Jan 23, 2016

Coping with Injuries

I have been so busy training lately, that I haven’t had time to blog. Due to the fact that I’ve found time to blog because of an injury, I figured it was only fitting that this be the subject of this blog. Earlier this week I injured my back while doing some strength training, so I figured it would be a good time to offer my thoughts regarding coping with injuries.

Physical Effects – since I began running in 2005, I have had countless injuries that varied in severity. With the exception of a few, most were minor and only hung around for a week or two – hopefully my current injury will fall into this category. Studies have shown that for endurance athletes that have a good base, a week or two off of training will have little or no effects on their overall physically fitness. You likely won’t gain fitness while injuries, but you likely won’t loose the fitness you’ve built up prior to the injury.  The trick is trying to convince someone who is injured that this is indeed the case – which is a perfect segway to my next point.

Mental Effects  - regardless of the severity of the injury, coping with the mental effects can be tough. As I’ve increased my training volume and intensity over the past few years, keeping healthy mentally has become tougher and tougher. Since I decided I wanted to some day qualify for the World Ironman Championships training has become an even more significant part of my life – with most days involving more than one training session. As a result, when I have to take even one day off that wasn’t initially planned, I am not the same person.  I have to keep telling myself that there will be little/no effects on my physical fitness. In addition, I try to “be smart” and focus on “rest and nutrition” even more so then when I’m training.

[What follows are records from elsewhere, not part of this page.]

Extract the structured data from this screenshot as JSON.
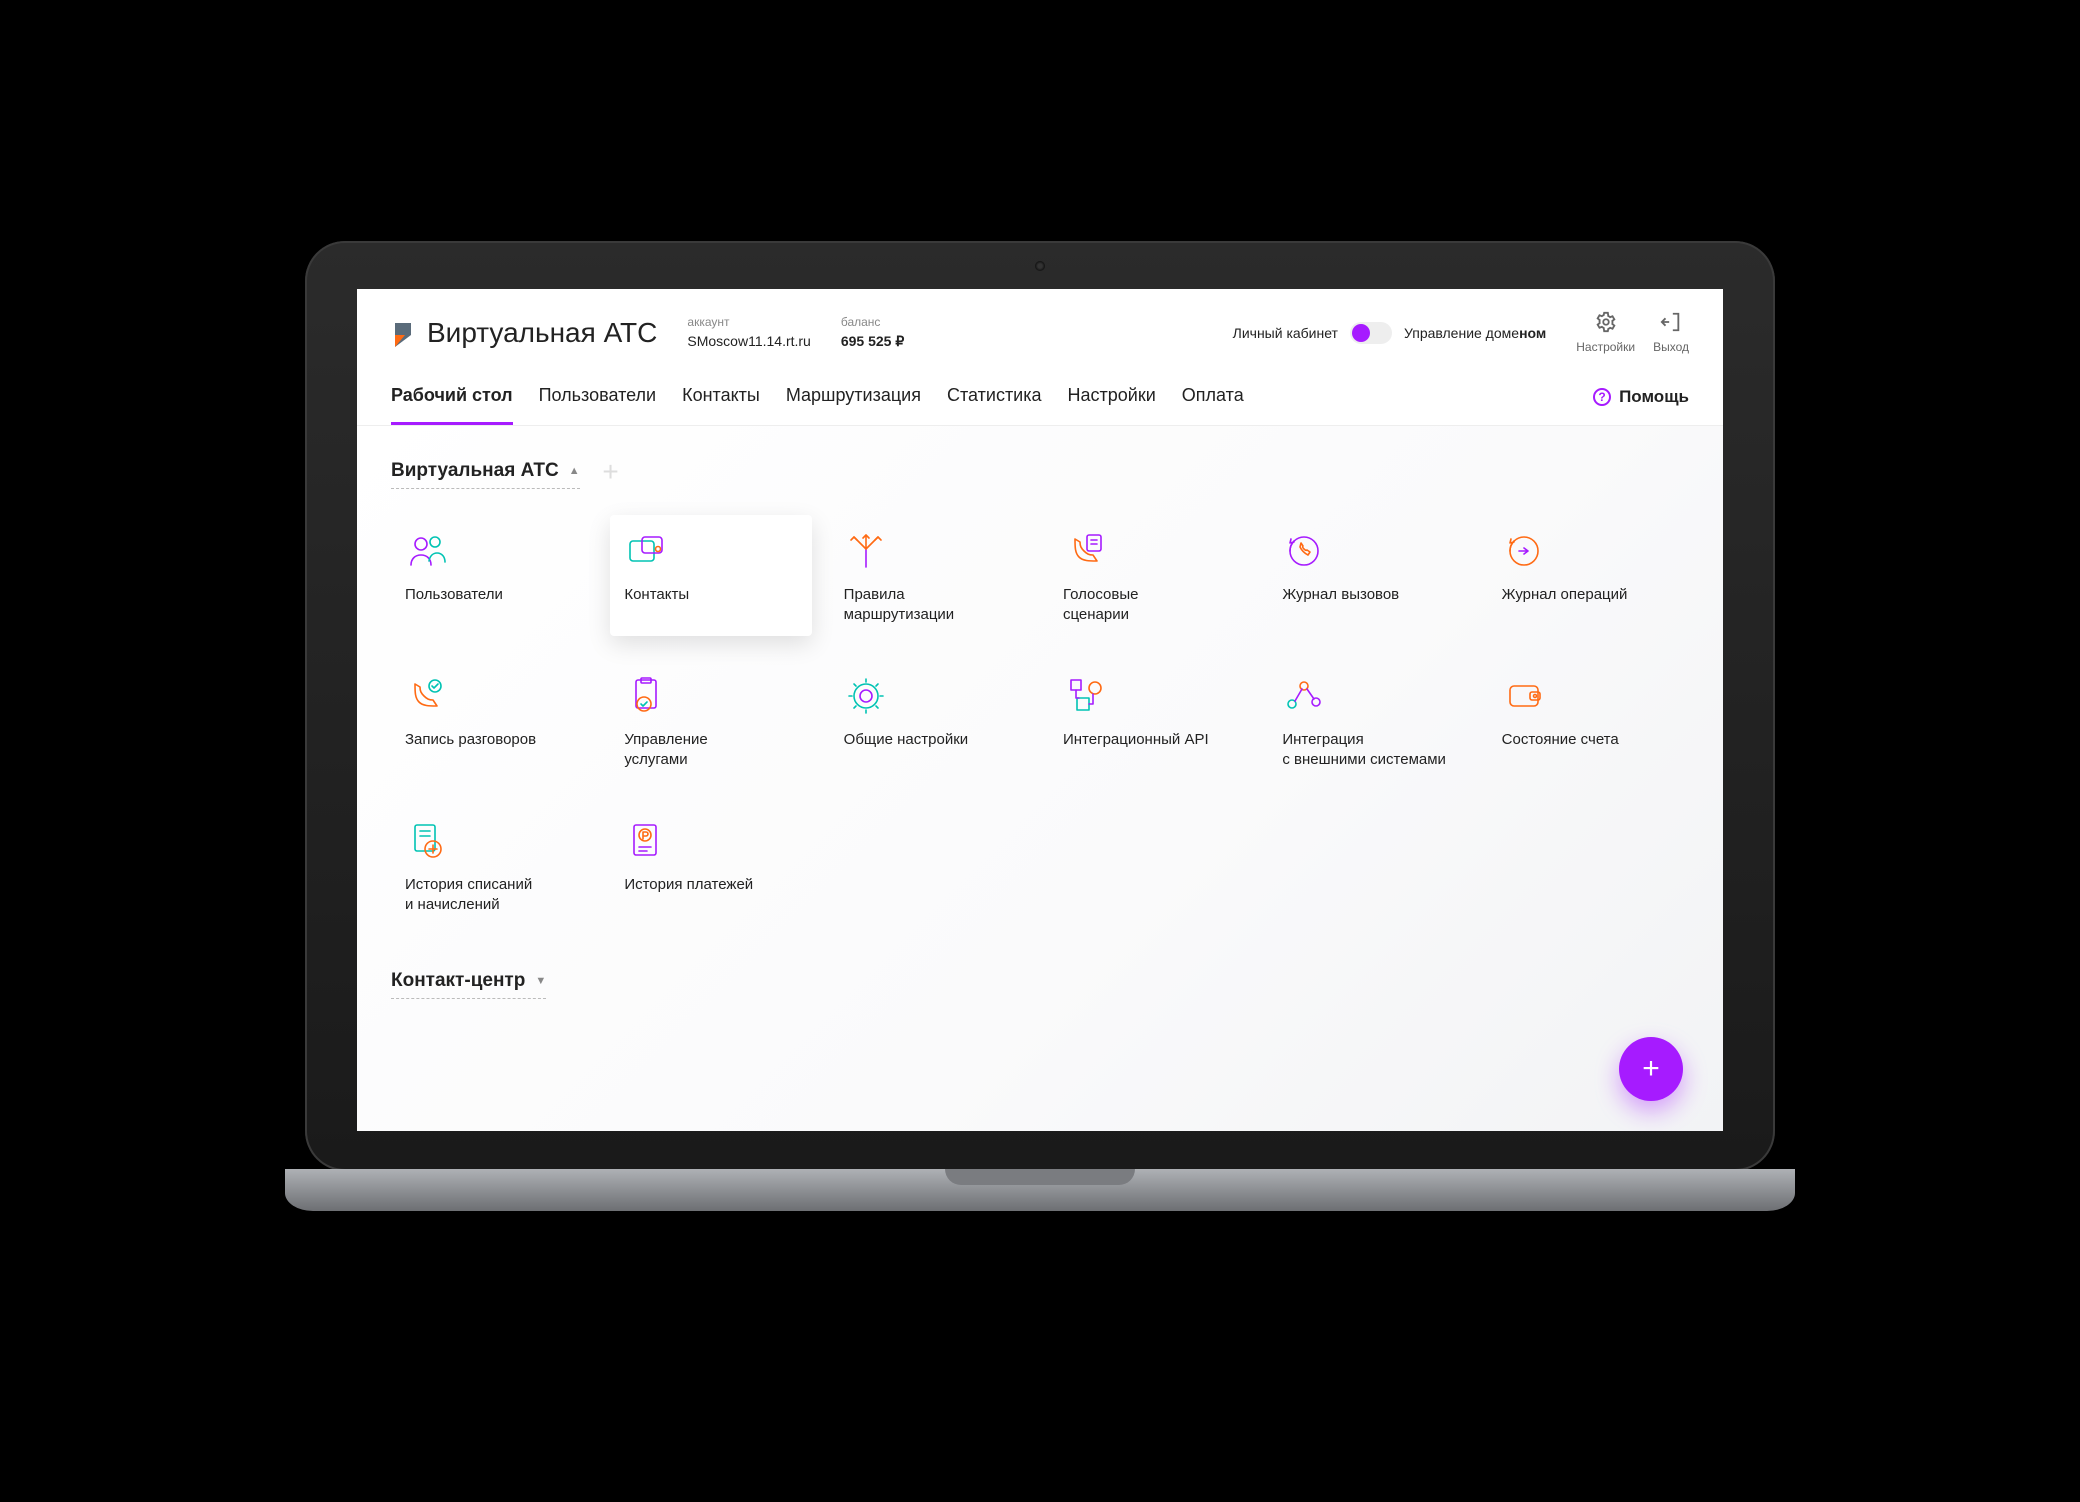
{
  "header": {
    "app_title": "Виртуальная АТС",
    "account_label": "аккаунт",
    "account_value": "SMoscow11.14.rt.ru",
    "balance_label": "баланс",
    "balance_value": "695 525 ₽",
    "mode_left": "Личный кабинет",
    "mode_right_plain": "Управление доме",
    "mode_right_bold": "ном",
    "settings_label": "Настройки",
    "logout_label": "Выход"
  },
  "tabs": {
    "items": [
      "Рабочий стол",
      "Пользователи",
      "Контакты",
      "Маршрутизация",
      "Статистика",
      "Настройки",
      "Оплата"
    ],
    "help": "Помощь"
  },
  "section1": {
    "title": "Виртуальная АТС",
    "tiles": [
      {
        "label": "Пользователи",
        "label2": ""
      },
      {
        "label": "Контакты",
        "label2": ""
      },
      {
        "label": "Правила",
        "label2": "маршрутизации"
      },
      {
        "label": "Голосовые",
        "label2": "сценарии"
      },
      {
        "label": "Журнал вызовов",
        "label2": ""
      },
      {
        "label": "Журнал операций",
        "label2": ""
      },
      {
        "label": "Запись разговоров",
        "label2": ""
      },
      {
        "label": "Управление",
        "label2": "услугами"
      },
      {
        "label": "Общие настройки",
        "label2": ""
      },
      {
        "label": "Интеграционный API",
        "label2": ""
      },
      {
        "label": "Интеграция",
        "label2": "с внешними системами"
      },
      {
        "label": "Состояние счета",
        "label2": ""
      },
      {
        "label": "История списаний",
        "label2": "и начислений"
      },
      {
        "label": "История платежей",
        "label2": ""
      }
    ]
  },
  "section2": {
    "title": "Контакт-центр"
  },
  "colors": {
    "purple": "#a61bff",
    "orange": "#ff6a13",
    "teal": "#00c3b3"
  }
}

Be Smart – unless you are a health professional, I recommend seeing a physician or physiotherapist about your injury. This will help determine the severity of the injury and the rehab needed. Sometimes all that is required is a day or two off. It may be the body’s way of telling you that you did too much too soon.  However, it might be a lot more serious and continuing to train will just prolong your injury (and mental anguish). If I had always practiced what I’m preaching right now, I would likely be outside running right instead of laying in bed writing this blog. About 2 months ago I decided to reintegrate strength training back into my program. Once a week I’ve been lifting weights in an effort to increase power and ironically enough, decease my susceptibility to injury. Every other session (including the most recent session) I noticed I was getting stronger, so I increased the weight. Anyway, here I am with what I hope is minor low back injury. Next time I’ll be smarter and ideally avoid injury

Rest & Nutrition – Athletes often neglect the amount of sleep they need when they are injured. Being that they are not training, somehow they feel they don’t need as much rest as when they are. Even though you may not seem tired, getting more rest will more than likely speed up recovery time. In addition, while injured there is often less of a focus on nutrition. My most common mistake is to continue eating the same as I was before the injury – which usually means I return from injury a few pounds heavier. At the risk of pointing out the obvious, exercising burns calories, and if you eat the same amount and don’t exercise, you body will retain most of the extra calories. One way to prevent this from happening is to place more of an emphasis on protein, and less of an emphasis on carbohydrates. Protein helps with healing process and if you’re not exercising you don’t need as many carbs.

Blessing in Disguise – if you know me you can attest that I find it very difficult to take time off training (for any reason). Even with my hamstring injury last spring, I only took a grand total of 6 days off in 2015. And my last day off was over 6 weeks ago, so a day off or two will likely be a blessing in disguise. Ideally, I’ll return to a full training schedule stronger than I was prior the injury – fingers crossed!


  1. I think you know whats going on but your failing to recognize what to do. You clearly state you've had injuries since the beginning and then you finish saying you only had 6 days off... duh? I became an endurance athlete in 2008. I ran 13 marathons in 17 marathons and had Plantar Fasciitis for 4 years. Of course I know why: too much physical stress. I did have a weird injury last year with only a week to go till IMWA in my ankle. No idea what I did there. Otherwise, I have had no real injuries. For me, I train extensively but after my BDO workouts it's a full day off 2x/season. Besides that I train everyday but Monday is typically a lift/core/recovery swim. I think you can train everyday as long as you have a real recovery day. I also take 2-6 weeks off after each season. I just had 4 weeks off IMWA. I think you know what to do and if you do it, you'll probably find injuries reduce to non-existent.

  2. Thanks for your feedback. In terms of what to do: I've detailed some of the strategies I use to cope with (and ideally avoid) injuries. And the fact that I've only taken 6 days off in 2015 I think speaks to my ability to train consistently for long periods of the time and still maintain good health. What has worked for me, won't necessarily work for everyone. I've tried taking long periods of time off in the past and it just didn't work for me (mentally or physically). As for days off, there are 2 days in each month that I do not swim, bike, or run, but will include either a strength session or a yoga class.